Task details ::
Will you output all of the data below exactly, omitting the images?

══ Records for this task ══

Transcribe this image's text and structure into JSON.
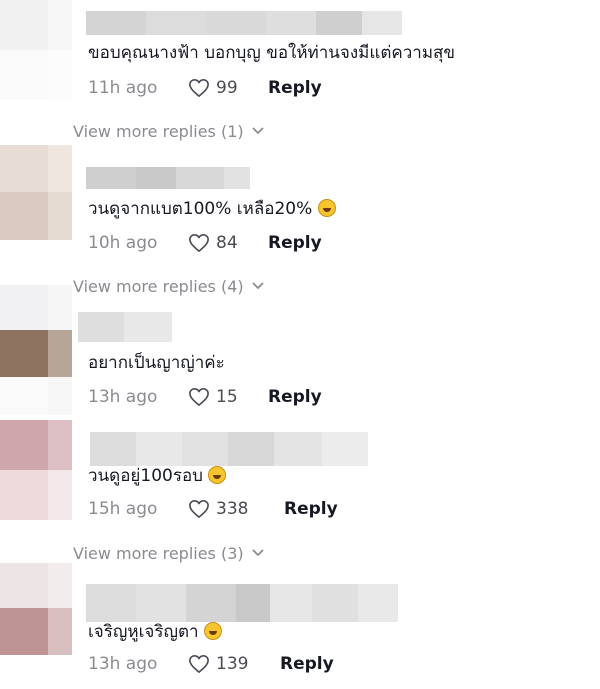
{
  "comments": [
    {
      "text": "ขอบคุณนางฟ้า บอกบุญ ขอให้ท่านจงมีแต่ความสุข",
      "time": "11h ago",
      "likes": "99",
      "reply": "Reply",
      "emoji": ""
    },
    {
      "text": "วนดูจากแบต100% เหลือ20%",
      "time": "10h ago",
      "likes": "84",
      "reply": "Reply",
      "emoji": "joy-emoji"
    },
    {
      "text": "อยากเป็นญาญ่าค่ะ",
      "time": "13h ago",
      "likes": "15",
      "reply": "Reply",
      "emoji": ""
    },
    {
      "text": "วนดูอยู่100รอบ",
      "time": "15h ago",
      "likes": "338",
      "reply": "Reply",
      "emoji": "joy-emoji"
    },
    {
      "text": "เจริญหูเจริญตา",
      "time": "13h ago",
      "likes": "139",
      "reply": "Reply",
      "emoji": "grin-emoji"
    }
  ],
  "view_more": [
    "View more replies (1)",
    "View more replies (4)",
    "View more replies (3)"
  ],
  "colors": {
    "text": "#161823",
    "muted": "#8a8b91",
    "emoji": "#f7c52e"
  }
}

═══

Solution for this exercise ::
Transcribe this image's text and structure into JSON.
{
  "comments": [
    {
      "text": "ขอบคุณนางฟ้า บอกบุญ ขอให้ท่านจงมีแต่ความสุข",
      "time": "11h ago",
      "likes": "99",
      "reply": "Reply",
      "emoji": ""
    },
    {
      "text": "วนดูจากแบต100% เหลือ20%",
      "time": "10h ago",
      "likes": "84",
      "reply": "Reply",
      "emoji": "joy-emoji"
    },
    {
      "text": "อยากเป็นญาญ่าค่ะ",
      "time": "13h ago",
      "likes": "15",
      "reply": "Reply",
      "emoji": ""
    },
    {
      "text": "วนดูอยู่100รอบ",
      "time": "15h ago",
      "likes": "338",
      "reply": "Reply",
      "emoji": "joy-emoji"
    },
    {
      "text": "เจริญหูเจริญตา",
      "time": "13h ago",
      "likes": "139",
      "reply": "Reply",
      "emoji": "grin-emoji"
    }
  ],
  "view_more": [
    "View more replies (1)",
    "View more replies (4)",
    "View more replies (3)"
  ],
  "colors": {
    "text": "#161823",
    "muted": "#8a8b91",
    "emoji": "#f7c52e"
  }
}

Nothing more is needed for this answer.